Results: The average age of the 14 patients was 21.71 ± 5.23 years. The mean pre-op deviation was 42.35 ± 14.35 prism diopters (PD) of exotropia, and the mean post-op deviation was 8.25 ± 4.88 PD of residual exotropia at 26.16 ± 19.53 months follow-up. Intraoperatively, in the absence of a buckle, the thinned-out rectus adhered to the underlying sclera with much denser adhesions along its margins. When there was a buckle, the rectus muscle adhered to the outer surface of the buckle again, but less densely, with marginal union into the surrounding tenons. In both scenarios, due to the absence of protective muscle coverings, the rectus muscles were naturally adsorbed onto the immediately available surface in the presence of active healing by the tenons.

Conclusion: While correcting ocular deviations following buckling surgery, a false sense of an absent, slipped, or thinned-out rectus muscle is very much possible. This is due to active healing of the muscle with the surrounding sclera or the buckle in a single layer of tenons. This is the rectus muscle pseudo-adherence syndrome, where the culprit is the healing process and not the muscle.

Keywords: Buckling surgery; pseudo-adherence; rectus muscle.

MeSH terms

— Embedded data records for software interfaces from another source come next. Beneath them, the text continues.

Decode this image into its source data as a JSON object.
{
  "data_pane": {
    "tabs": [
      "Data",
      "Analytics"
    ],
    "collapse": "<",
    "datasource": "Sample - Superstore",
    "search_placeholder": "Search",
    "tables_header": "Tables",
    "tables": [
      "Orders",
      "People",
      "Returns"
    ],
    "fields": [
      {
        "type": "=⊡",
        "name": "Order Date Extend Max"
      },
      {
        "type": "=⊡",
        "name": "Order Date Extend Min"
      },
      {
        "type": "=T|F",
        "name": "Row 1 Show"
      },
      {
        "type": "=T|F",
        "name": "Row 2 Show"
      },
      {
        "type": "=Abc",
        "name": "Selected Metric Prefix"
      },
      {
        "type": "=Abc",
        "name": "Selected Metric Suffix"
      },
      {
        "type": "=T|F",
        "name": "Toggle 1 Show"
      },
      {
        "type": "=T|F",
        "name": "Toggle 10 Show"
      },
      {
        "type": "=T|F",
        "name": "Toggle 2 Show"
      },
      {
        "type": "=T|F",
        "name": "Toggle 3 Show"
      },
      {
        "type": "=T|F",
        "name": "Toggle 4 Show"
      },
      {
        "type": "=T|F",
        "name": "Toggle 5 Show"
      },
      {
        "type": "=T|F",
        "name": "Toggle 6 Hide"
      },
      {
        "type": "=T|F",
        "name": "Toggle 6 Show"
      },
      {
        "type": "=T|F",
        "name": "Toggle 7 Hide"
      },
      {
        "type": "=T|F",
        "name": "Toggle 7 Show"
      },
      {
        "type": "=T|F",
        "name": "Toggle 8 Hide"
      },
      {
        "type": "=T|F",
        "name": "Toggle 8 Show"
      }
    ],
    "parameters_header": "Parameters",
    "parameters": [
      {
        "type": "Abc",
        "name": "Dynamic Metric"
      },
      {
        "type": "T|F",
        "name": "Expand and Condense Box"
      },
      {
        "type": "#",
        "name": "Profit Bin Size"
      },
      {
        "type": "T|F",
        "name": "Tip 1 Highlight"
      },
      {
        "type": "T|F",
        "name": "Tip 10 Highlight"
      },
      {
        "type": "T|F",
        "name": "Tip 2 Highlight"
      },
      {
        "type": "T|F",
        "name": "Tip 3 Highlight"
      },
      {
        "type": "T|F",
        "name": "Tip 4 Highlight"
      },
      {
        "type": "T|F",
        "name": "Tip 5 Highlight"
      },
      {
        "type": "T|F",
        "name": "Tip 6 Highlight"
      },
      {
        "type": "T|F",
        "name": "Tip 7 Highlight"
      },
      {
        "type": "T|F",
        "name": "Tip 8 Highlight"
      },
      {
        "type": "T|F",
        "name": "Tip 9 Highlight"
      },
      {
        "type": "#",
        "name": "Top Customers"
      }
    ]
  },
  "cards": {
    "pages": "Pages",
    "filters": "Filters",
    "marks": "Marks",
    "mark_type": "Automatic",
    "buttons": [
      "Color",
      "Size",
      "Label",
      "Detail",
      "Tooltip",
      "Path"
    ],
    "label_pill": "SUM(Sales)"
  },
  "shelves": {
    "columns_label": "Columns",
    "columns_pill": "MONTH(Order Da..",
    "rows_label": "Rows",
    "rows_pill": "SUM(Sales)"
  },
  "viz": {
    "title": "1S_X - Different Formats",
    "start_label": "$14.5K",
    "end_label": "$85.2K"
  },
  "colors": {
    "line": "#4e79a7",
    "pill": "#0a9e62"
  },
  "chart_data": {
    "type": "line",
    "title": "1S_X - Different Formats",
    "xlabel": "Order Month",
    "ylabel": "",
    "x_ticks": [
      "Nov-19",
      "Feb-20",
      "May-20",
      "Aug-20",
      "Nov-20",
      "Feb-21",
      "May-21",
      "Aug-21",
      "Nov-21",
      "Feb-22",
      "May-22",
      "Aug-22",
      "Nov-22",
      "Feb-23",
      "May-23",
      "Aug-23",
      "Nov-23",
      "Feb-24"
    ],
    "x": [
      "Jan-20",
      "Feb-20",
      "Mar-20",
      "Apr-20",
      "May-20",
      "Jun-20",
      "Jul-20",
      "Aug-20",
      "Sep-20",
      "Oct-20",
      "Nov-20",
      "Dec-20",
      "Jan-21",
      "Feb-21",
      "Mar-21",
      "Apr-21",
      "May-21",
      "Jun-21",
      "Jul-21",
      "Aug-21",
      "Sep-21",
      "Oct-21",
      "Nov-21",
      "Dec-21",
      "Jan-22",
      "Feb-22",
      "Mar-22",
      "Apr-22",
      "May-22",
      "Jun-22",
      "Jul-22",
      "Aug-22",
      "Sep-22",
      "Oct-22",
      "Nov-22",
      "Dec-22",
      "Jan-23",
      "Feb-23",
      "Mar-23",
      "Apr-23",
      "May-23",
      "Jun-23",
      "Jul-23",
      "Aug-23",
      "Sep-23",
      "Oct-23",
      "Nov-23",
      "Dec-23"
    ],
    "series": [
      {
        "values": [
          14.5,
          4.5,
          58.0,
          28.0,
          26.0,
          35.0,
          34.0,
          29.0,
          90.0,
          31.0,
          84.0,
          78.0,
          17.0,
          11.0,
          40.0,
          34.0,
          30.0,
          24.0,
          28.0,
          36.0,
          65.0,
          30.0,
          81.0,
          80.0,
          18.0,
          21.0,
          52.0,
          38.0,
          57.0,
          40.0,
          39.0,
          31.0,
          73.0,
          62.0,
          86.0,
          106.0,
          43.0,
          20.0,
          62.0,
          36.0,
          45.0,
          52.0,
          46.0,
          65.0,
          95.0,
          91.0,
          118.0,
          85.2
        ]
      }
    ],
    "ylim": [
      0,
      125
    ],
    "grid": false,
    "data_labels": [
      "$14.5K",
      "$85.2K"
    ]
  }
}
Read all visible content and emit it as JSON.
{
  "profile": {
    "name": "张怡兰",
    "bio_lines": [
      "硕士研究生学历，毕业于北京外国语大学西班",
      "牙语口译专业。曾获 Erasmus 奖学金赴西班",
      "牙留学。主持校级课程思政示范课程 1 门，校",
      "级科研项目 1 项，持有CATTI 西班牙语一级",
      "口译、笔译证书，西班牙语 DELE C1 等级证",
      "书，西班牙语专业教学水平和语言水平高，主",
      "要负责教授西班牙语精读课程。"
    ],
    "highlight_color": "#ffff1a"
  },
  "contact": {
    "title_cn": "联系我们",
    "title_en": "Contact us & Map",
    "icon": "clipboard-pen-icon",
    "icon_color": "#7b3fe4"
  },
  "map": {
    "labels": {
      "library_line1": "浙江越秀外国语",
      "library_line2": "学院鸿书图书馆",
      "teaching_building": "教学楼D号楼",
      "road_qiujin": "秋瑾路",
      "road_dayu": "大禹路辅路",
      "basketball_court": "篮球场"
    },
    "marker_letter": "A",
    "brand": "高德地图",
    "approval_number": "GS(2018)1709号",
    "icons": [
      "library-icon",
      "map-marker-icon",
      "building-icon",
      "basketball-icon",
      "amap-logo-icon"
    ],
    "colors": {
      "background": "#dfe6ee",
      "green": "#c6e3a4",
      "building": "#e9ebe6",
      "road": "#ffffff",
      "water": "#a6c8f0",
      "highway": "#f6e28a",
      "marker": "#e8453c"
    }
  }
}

  • Adolescent
  • Adult
  • Exotropia* / surgery
  • Follow-Up Studies
  • Humans
  • Oculomotor Muscles / surgery
  • Ophthalmologic Surgical Procedures
  • Retrospective Studies
  • Sclera
  • Treatment Outcome
  • Vision, Binocular / physiology
  • Young Adult